Even if AGNs fail to generate high-energy neutrinos, the new generation of telescopes might see other sights - perhaps bizarre ones. One possibility is that high-energy neutrinos may be detected from the transient, puzzling objects called gamma - ray bursters. An even more exciting possibility is detecting a hypothetical form of dark matter. Another 'highly speculative' possibility, Stenger says, is the detection of high-energy neutrinos generated by cosmic topological defects, relics of the time just after the big bang.

Perhaps the most startling proposal is to use 'neutrino tomography' to map the Earth's insides. This idea - originally proposed in the 1970s by Learned and others - was revived in a talk given in December last year to the American Geophysical Union by Chaincy Kuo. Kuo, a geophysics postgraduate at the University of California at Berkeley and her colleagues are working with the DUMAND2 team to explore this possibility.

For decades, seismologists have mapped the Earth's innards using 'seismic' waves. Earthquakes and nuclear blasts trigger acoustic waves that ripple through the Earth at different speeds through areas of different density. This is not unlike medical ultrasound in that it uses sound waves to map internal structures. The trouble is nobody knows for sure the precise mineral composition of the Earth's insides, or how that com-position varies from place to place, or how sound waves move at extremely high pressures in different places - some pressures are so high that they are difficult to simulate in the laboratory. So seismology relies at least in part on some rather theoretical assumptions.

Earth scans

In contrast, because neutrinos interact with matter in ways that are well understood, they should provide a clear picture of the density variations throughout the Earth; the greater the density, the greater the chance that a neutrino will interact with an atom there. The neutrino flux penetrating Earth might be used to map density variations within it. By pooling data from different neutrino observatories, the scientists could scan the Earth. These 'Earth scans' would take advantage of Earth's rotation, mapping the planetary mass distribution as high-energy neutrino sources 'moved' through the 'sky' at the astronomers' 'feet'. With luck, such research might shed light on deep - mantle processes and questions about the core-mantle boundary, which are currently hot topics among geophysicists and important in understanding the forces that drive plate tectonics. Still, it's unclear at present what advantages neutrino scanning offers over seismology.
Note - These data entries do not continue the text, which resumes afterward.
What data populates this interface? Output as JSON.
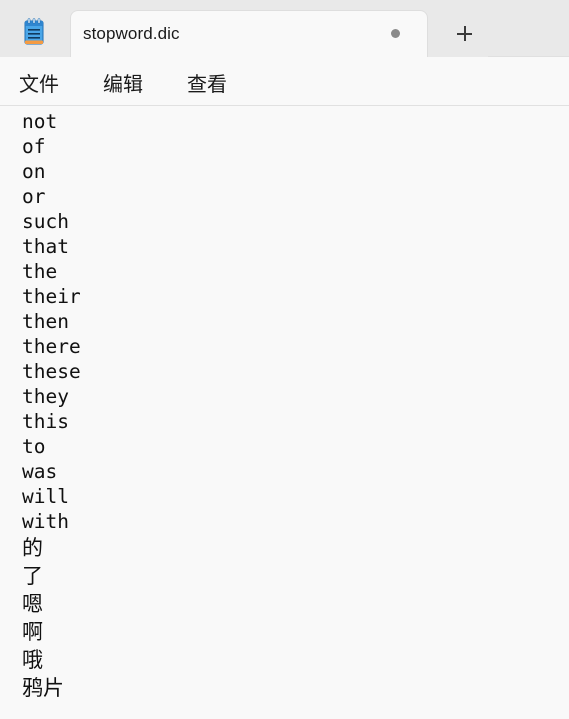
{
  "window": {
    "tab_title": "stopword.dic",
    "unsaved_indicator": "•",
    "new_tab": "+"
  },
  "menu": {
    "file": "文件",
    "edit": "编辑",
    "view": "查看"
  },
  "icons": {
    "app": "notepad-icon",
    "new_tab": "plus-icon",
    "unsaved": "dot-icon"
  },
  "editor": {
    "lines": [
      "not",
      "of",
      "on",
      "or",
      "such",
      "that",
      "the",
      "their",
      "then",
      "there",
      "these",
      "they",
      "this",
      "to",
      "was",
      "will",
      "with",
      "的",
      "了",
      "嗯",
      "啊",
      "哦",
      "鸦片"
    ]
  }
}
Learned suspects it will take 'a couple of generations' before neutrino-scanning of the Earth could work. 'I'm not sure I'll be around when it happens.' Its success would depend heavily on the abundance of high-energy neutrino sources in the sky, and on how large a detector it would take to detect them. Learned stresses he's not sceptical about geo-scanning: 'It simply will require observing millions of neutrinos, and with a one-kilometre-square detector that could take years of observations.'

The high-energy neutrino researchers will not be surprised if they discover something new. 'I shall be very surprised if we're not surprised,' observes Hugh Bradner, one of the pioneers of the field and a professor emeritus of Scripps Institution of Oceanography in La Jolla, California. 'In this decade,' Learned adds, 'it's almost certain we'll see the beginning of high-energy neutrino astronomy. Even if we don't manage to 'CAT-scan' the Earth, we're opening a new window on the Universe. And who knows what wonders will appear? We're stepping off into terra incognita.'

Keay Davidson is science writer for the San Francisco Examiner and co-author (with George Smoot) of Wrinkles in Time, published in Britain by Little, Brown.